Next Wednesday, May 28, the City Council will hold an emergency meeting to address this crisis. If you can, I urge you all to attend.
I will keep you posted as to events as they unfold. Have a great Memorial Day weekend.
See her original sentiments after the jump…
I’m glad to see some members of the city council understand that they can reach a much bigger audience by communicating with Hoboken411.
Here’s what 4th Ward Councilwoman Dawn Zimmer has to say:
Hoboken’s $3.7 Million Bond: Is it legal?
Concerned about the legality of a $3.7 million bond to balance our City’s budget, 4th Ward Councilwoman Zimmer reached out directly to the NJ Department of Community Affairs to express her views on the issue. (See email communication below).
Councilwoman Zimmer recognizes that the issues facing our City and the 4th Ward are substantial, including the flooding, the traffic and the lack of sufficient open space. As our City tries to address these issues, it is 10 ½ months into the 2008 fiscal year and still without an adopted budget.
The Mayor has proposed that the City float a $3.7 Million bond to help pay this year’s operating expenses. At the last meeting, the City Council passed this bond ordinance on first reading, with 5th Ward Councilman Cunningham and Councilwoman Zimmer the only votes against the bond. (Councilwoman Mason abstained). Hoboken residents concerned about the City’s fiscal policies should attend tomorrow night’s City Council meeting. The email below to the DCA provides an overview of the bond issue.
Next City Council meeting: 7:00, Thursday, May 22nd
Monday, May 19th email communication to the Assistant Director of the NJ Division of Local Government Services, a division of the Department of Community Affairs:
Thank you for speaking with me last week about my concerns with Hoboken’s budget. As you suggested, I am sending this email as a follow up to our conversation.
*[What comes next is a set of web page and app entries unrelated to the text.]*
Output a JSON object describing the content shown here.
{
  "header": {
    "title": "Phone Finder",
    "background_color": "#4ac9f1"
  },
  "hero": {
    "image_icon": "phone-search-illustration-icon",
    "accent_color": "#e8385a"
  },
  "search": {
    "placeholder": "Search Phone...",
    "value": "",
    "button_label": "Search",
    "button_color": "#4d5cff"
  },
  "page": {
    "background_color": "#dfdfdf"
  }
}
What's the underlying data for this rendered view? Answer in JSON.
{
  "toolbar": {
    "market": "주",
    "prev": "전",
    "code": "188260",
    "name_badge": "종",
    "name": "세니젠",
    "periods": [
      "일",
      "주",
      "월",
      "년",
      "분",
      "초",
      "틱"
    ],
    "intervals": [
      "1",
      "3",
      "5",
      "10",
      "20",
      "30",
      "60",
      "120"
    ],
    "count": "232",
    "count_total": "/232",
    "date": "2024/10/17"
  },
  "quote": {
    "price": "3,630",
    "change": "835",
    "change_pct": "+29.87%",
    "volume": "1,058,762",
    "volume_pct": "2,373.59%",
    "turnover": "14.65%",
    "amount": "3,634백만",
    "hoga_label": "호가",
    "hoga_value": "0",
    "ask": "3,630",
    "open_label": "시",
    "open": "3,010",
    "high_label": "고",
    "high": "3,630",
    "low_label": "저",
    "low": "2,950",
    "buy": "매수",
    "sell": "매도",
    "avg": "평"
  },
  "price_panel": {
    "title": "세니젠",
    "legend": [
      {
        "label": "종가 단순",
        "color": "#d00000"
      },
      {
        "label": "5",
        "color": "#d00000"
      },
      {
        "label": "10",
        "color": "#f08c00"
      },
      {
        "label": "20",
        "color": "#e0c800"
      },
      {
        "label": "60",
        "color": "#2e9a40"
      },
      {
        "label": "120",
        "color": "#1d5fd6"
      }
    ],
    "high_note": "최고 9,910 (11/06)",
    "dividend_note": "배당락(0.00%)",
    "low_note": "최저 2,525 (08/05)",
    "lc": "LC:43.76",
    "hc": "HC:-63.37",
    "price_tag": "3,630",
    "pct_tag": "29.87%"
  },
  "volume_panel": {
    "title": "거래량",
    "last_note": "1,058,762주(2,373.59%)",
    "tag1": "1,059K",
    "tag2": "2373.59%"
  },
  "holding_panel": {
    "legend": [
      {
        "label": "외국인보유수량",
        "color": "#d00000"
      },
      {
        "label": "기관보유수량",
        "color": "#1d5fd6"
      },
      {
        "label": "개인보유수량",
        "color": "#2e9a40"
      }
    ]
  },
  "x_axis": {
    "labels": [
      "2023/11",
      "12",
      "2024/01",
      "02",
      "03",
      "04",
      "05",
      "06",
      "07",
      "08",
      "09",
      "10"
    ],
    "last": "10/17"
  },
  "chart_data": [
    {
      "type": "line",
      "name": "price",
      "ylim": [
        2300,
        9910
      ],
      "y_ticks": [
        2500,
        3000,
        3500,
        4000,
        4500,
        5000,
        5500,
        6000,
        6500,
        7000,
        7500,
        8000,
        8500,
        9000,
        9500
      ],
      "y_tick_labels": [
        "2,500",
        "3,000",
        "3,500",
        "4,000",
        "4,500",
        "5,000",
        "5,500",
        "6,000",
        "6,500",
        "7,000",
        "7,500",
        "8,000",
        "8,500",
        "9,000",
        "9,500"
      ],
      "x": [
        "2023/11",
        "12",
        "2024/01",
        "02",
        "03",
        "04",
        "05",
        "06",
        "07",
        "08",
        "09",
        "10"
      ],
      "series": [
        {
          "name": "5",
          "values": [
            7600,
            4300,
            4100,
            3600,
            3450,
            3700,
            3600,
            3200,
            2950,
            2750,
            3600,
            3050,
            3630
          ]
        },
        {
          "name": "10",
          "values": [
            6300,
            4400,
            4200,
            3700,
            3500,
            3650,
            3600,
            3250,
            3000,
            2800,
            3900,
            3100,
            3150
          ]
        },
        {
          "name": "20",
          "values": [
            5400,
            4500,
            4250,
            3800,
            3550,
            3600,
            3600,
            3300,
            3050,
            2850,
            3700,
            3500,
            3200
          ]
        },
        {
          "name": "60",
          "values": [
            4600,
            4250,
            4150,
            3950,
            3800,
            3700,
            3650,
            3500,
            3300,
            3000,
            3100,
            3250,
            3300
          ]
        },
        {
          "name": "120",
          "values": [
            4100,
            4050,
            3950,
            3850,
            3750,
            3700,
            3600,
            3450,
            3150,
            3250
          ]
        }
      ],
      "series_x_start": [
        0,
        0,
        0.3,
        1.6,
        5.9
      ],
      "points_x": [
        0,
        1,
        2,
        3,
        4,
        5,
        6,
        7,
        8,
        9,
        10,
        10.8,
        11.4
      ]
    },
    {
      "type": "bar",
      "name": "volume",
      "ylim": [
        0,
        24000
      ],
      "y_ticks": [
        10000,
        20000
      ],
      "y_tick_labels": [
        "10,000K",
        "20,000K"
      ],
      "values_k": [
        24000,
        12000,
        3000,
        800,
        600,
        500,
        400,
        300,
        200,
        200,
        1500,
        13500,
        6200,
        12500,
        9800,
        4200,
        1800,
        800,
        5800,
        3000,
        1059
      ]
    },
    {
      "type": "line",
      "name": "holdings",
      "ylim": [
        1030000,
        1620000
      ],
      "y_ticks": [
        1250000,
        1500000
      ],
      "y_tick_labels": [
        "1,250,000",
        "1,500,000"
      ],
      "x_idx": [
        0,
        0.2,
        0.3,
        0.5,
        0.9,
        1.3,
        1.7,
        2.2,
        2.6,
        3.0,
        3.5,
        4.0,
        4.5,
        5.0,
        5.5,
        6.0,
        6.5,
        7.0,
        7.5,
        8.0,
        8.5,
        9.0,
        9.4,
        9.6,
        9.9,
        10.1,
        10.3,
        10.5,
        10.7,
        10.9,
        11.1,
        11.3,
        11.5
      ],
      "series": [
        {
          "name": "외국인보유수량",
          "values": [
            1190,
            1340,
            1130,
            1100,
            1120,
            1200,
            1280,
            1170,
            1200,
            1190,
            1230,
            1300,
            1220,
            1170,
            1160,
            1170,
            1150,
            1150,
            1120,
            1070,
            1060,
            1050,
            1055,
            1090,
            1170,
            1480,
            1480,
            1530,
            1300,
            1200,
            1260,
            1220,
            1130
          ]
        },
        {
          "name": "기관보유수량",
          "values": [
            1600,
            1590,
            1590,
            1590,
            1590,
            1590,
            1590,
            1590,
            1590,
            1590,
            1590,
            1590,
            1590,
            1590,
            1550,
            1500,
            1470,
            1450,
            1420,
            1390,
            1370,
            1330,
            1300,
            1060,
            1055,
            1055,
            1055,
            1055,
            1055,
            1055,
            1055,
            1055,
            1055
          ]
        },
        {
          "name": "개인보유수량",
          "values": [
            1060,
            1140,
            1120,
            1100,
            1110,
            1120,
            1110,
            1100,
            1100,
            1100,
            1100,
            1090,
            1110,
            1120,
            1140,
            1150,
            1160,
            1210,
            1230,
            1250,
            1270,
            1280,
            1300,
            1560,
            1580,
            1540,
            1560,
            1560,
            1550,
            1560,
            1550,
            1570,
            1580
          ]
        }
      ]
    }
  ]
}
I understand that you are currently reviewing Hoboken’s proposal to issue a $3,700,000 property acquisition bond in connection with the refinancing of its existing “sale-leaseback” of its Municipal Garage.
I understand that loans structured as “sale leasebacks” including Hoboken’s existing Municipal Garage transaction, have been determined by the DCA to be true “sales” for the purpose of complying with the State’s Municipal Bond Law. The proposed transaction is materially different than those that have been approved in the past, and those differences raise serious questions with respect to the propriety of the proposed transaction.
The difference lies in the $3,700,000 property acquisition bond, which is being used to collateralize the sale-leaseback. Since it goes without saying that municipalities are not permitted to bond for the purpose of raising cash collateral for a loan, the bond is being characterized as for property acquisition. But what exactly is Hoboken acquiring? Approval of the sale-leaseback requires a determination that the transaction is really a “sale.” Approval of the bond requires a determination that the transaction is really an “acquisition.” Which is it? Through creative lawyering, perhaps you can do anything, even call something “white” and “black” at the same time. In the real substantive world, it clearly cannot be both.
When the “smoke” clears, and the true sale of Hoboken’s Municipal Garage has been consummated two years from now, Hoboken will be left owing the $3,700,000 bond, with absolutely no “acquired property” to show for it. We will have “acquired” nothing but debt, and that debt will have been used to pay this year’s current operating expenses. Surely this is precisely the situation that the State Legislature was trying to avoid when it chose not to include balancing the budget as a permissible use of the City’s bonding authority.
I am confident that your review of this matter will be thoughtful and complete. I look forward to your completion of that review.
Thank you and best regards.
4th Ward Councilwoman